WORK INSTRUCTIONS> For the word "SAPLITSR", tally the lines of the data that contain it and give the tally alone.

GIVEN INFORMATION>
'''
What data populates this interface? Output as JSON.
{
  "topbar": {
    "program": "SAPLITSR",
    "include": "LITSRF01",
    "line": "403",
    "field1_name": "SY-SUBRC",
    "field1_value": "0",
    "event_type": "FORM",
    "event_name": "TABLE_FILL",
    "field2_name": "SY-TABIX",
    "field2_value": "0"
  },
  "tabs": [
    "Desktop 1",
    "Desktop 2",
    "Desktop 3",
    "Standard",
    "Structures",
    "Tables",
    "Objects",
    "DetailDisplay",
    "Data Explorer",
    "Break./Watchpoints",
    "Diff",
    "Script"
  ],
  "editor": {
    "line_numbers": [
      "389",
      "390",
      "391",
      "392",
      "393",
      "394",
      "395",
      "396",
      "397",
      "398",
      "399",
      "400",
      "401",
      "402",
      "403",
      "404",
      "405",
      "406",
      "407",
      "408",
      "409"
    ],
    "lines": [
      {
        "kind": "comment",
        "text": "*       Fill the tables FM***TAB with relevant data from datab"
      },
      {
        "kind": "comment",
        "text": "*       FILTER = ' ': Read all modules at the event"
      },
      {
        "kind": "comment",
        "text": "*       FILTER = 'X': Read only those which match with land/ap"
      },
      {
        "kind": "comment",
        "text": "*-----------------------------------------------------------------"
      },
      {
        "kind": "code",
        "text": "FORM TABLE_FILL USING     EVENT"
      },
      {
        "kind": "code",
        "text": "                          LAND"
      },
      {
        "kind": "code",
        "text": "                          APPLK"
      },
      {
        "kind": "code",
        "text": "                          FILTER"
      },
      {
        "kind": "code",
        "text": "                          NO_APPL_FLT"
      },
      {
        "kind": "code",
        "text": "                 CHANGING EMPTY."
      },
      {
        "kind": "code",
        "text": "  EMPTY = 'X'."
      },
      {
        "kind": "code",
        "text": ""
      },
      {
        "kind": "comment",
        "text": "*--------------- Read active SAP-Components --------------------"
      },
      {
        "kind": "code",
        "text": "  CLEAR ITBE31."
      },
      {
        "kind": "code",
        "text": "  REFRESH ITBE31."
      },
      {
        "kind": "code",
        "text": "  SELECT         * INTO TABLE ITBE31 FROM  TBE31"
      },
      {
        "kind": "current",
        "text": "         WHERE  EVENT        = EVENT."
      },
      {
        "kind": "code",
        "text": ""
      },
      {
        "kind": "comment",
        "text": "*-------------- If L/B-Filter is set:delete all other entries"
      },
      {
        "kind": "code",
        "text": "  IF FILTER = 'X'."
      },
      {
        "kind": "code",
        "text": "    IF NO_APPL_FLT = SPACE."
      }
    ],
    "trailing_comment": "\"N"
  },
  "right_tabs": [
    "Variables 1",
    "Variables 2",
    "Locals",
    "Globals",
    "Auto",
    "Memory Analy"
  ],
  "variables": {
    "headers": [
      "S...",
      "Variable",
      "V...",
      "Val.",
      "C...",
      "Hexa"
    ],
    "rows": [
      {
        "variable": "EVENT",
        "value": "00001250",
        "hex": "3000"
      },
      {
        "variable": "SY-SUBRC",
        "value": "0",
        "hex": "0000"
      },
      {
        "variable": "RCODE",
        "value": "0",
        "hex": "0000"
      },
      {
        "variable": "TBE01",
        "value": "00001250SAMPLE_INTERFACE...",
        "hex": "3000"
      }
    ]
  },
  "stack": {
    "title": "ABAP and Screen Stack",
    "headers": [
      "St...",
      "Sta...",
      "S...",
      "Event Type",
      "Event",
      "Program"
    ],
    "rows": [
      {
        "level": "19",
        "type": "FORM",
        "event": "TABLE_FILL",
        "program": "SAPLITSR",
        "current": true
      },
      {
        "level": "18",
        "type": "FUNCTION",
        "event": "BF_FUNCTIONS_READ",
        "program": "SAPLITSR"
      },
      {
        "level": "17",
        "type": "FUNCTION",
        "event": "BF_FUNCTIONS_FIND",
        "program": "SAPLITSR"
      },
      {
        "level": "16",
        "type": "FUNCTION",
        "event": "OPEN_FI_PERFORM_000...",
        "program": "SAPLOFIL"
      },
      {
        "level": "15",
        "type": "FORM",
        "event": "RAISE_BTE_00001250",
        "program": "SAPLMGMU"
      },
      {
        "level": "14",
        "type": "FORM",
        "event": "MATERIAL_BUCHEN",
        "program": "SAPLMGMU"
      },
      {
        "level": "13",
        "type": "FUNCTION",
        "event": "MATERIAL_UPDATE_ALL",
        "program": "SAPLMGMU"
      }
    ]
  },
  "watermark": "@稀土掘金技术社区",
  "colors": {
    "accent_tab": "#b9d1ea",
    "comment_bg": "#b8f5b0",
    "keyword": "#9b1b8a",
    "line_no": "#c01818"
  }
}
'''
ANSWER BOX> 4